The lines to copy are those in the listing below that contain the word "Nate".

----- Record extracts -----

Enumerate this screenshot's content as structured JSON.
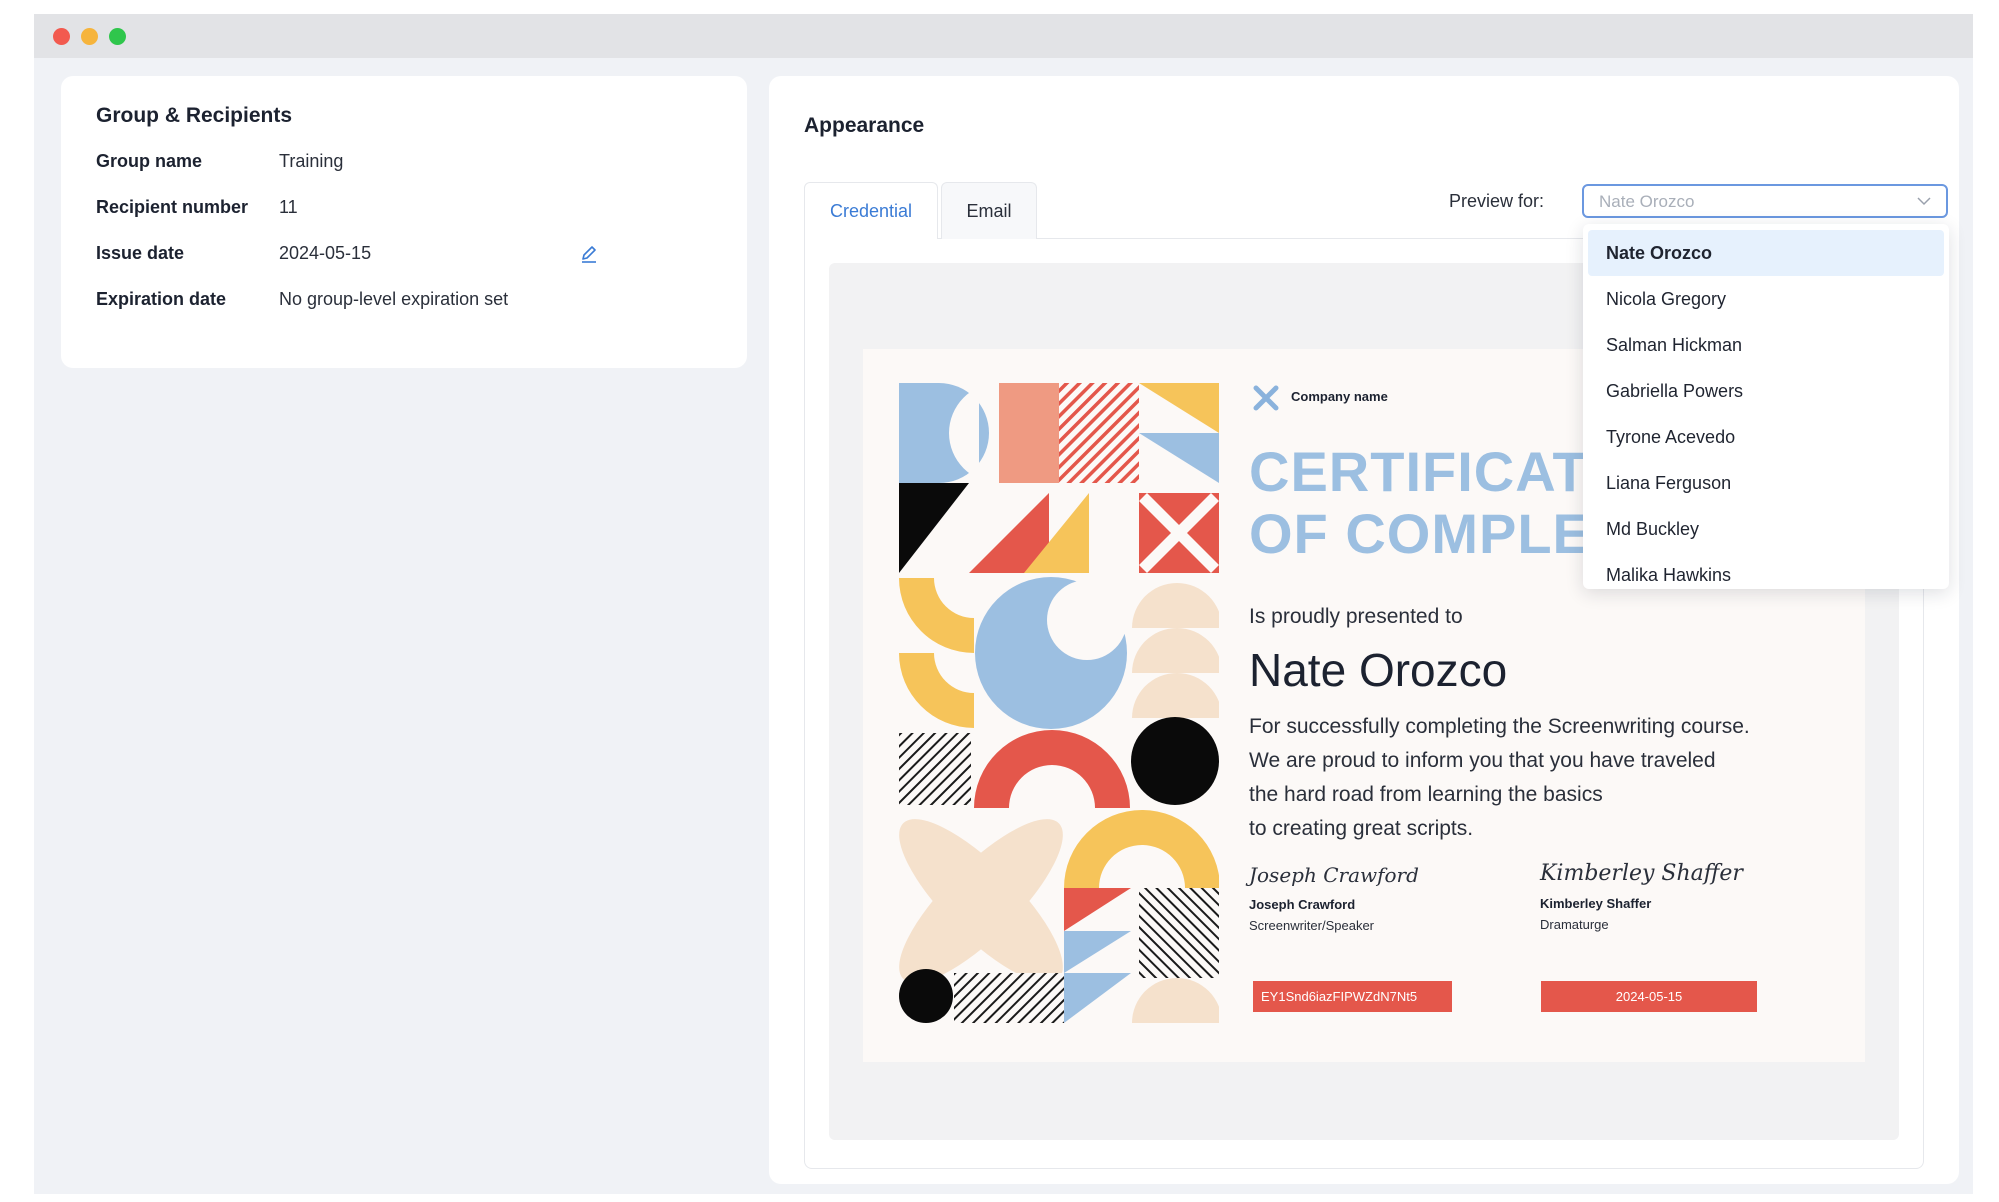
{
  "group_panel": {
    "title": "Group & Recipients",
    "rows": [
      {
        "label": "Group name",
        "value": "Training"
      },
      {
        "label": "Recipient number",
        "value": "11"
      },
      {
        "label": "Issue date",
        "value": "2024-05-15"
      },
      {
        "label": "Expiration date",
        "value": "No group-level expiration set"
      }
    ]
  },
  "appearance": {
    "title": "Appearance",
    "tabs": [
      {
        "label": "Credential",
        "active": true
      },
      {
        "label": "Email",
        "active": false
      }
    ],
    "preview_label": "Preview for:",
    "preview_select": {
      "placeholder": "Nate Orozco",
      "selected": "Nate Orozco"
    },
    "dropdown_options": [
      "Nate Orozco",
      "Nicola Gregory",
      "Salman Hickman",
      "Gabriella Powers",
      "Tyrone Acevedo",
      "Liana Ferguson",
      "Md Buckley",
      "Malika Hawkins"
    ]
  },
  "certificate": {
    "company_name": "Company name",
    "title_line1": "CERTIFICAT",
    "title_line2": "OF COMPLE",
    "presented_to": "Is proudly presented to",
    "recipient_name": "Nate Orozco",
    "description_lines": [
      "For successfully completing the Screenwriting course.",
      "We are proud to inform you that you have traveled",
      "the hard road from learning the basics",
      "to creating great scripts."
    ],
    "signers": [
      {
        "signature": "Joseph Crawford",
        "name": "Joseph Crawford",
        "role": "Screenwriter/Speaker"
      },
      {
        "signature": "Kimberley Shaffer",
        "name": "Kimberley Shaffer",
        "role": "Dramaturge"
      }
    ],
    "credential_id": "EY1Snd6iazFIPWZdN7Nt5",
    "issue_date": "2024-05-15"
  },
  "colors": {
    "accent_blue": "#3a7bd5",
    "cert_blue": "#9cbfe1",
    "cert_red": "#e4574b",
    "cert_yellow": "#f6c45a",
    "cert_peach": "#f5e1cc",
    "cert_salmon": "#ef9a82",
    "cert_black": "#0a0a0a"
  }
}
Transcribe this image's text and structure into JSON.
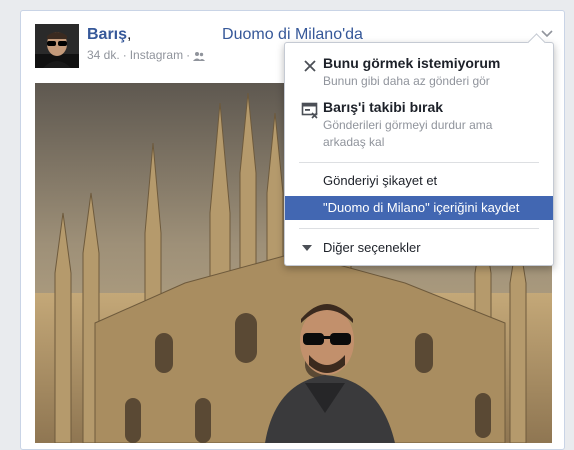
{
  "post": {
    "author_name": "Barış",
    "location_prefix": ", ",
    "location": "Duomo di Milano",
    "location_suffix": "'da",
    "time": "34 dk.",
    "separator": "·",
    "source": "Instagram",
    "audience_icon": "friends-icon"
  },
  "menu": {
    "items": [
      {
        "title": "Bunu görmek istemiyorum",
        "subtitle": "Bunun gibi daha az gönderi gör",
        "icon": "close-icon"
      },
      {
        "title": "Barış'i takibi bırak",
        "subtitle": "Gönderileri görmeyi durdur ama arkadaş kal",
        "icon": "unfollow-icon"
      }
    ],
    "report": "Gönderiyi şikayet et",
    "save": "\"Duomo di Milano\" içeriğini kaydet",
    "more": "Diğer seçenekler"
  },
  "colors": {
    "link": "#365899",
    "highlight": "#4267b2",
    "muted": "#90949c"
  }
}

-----

Result —
      "placeholder": "Nate Orozco",
      "selected": "Nate Orozco"
      "Nate Orozco",
    "recipient_name": "Nate Orozco",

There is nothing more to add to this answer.